### WHAT TO WORK ON
Leaving out the pictures, reproduce each record exactly and in full.

### DATASET EXCERPTS

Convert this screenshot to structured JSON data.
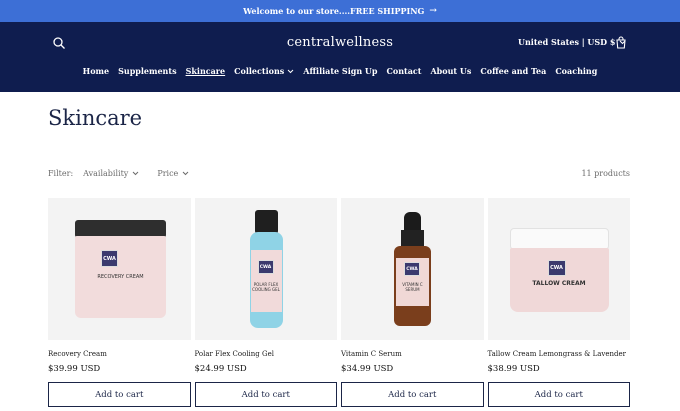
{
  "announcement": {
    "text": "Welcome to our store....FREE SHIPPING"
  },
  "header": {
    "logo": "centralwellness",
    "country": "United States | USD $",
    "nav": [
      {
        "label": "Home"
      },
      {
        "label": "Supplements"
      },
      {
        "label": "Skincare",
        "active": true
      },
      {
        "label": "Collections",
        "dropdown": true
      },
      {
        "label": "Affiliate Sign Up"
      },
      {
        "label": "Contact"
      },
      {
        "label": "About Us"
      },
      {
        "label": "Coffee and Tea"
      },
      {
        "label": "Coaching"
      }
    ]
  },
  "page": {
    "title": "Skincare"
  },
  "filters": {
    "label": "Filter:",
    "availability": "Availability",
    "price": "Price",
    "count": "11 products"
  },
  "products": [
    {
      "name": "Recovery Cream",
      "price": "$39.99 USD",
      "button": "Add to cart",
      "label": {
        "brand": "CWA",
        "title": "RECOVERY CREAM"
      }
    },
    {
      "name": "Polar Flex Cooling Gel",
      "price": "$24.99 USD",
      "button": "Add to cart",
      "label": {
        "brand": "CWA",
        "title": "POLAR FLEX COOLING GEL"
      }
    },
    {
      "name": "Vitamin C Serum",
      "price": "$34.99 USD",
      "button": "Add to cart",
      "label": {
        "brand": "CWA",
        "title": "VITAMIN C SERUM"
      }
    },
    {
      "name": "Tallow Cream Lemongrass & Lavender",
      "price": "$38.99 USD",
      "button": "Add to cart",
      "label": {
        "brand": "CWA",
        "title": "TALLOW CREAM"
      }
    }
  ],
  "colors": {
    "announcement": "#3d6fd6",
    "header": "#0f1d4f",
    "title": "#1b2547"
  }
}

### ANSWER SECTION
Convert this screenshot to structured JSON data.
{
  "announcement": {
    "text": "Welcome to our store....FREE SHIPPING"
  },
  "header": {
    "logo": "centralwellness",
    "country": "United States | USD $",
    "nav": [
      {
        "label": "Home"
      },
      {
        "label": "Supplements"
      },
      {
        "label": "Skincare",
        "active": true
      },
      {
        "label": "Collections",
        "dropdown": true
      },
      {
        "label": "Affiliate Sign Up"
      },
      {
        "label": "Contact"
      },
      {
        "label": "About Us"
      },
      {
        "label": "Coffee and Tea"
      },
      {
        "label": "Coaching"
      }
    ]
  },
  "page": {
    "title": "Skincare"
  },
  "filters": {
    "label": "Filter:",
    "availability": "Availability",
    "price": "Price",
    "count": "11 products"
  },
  "products": [
    {
      "name": "Recovery Cream",
      "price": "$39.99 USD",
      "button": "Add to cart",
      "label": {
        "brand": "CWA",
        "title": "RECOVERY CREAM"
      }
    },
    {
      "name": "Polar Flex Cooling Gel",
      "price": "$24.99 USD",
      "button": "Add to cart",
      "label": {
        "brand": "CWA",
        "title": "POLAR FLEX COOLING GEL"
      }
    },
    {
      "name": "Vitamin C Serum",
      "price": "$34.99 USD",
      "button": "Add to cart",
      "label": {
        "brand": "CWA",
        "title": "VITAMIN C SERUM"
      }
    },
    {
      "name": "Tallow Cream Lemongrass & Lavender",
      "price": "$38.99 USD",
      "button": "Add to cart",
      "label": {
        "brand": "CWA",
        "title": "TALLOW CREAM"
      }
    }
  ],
  "colors": {
    "announcement": "#3d6fd6",
    "header": "#0f1d4f",
    "title": "#1b2547"
  }
}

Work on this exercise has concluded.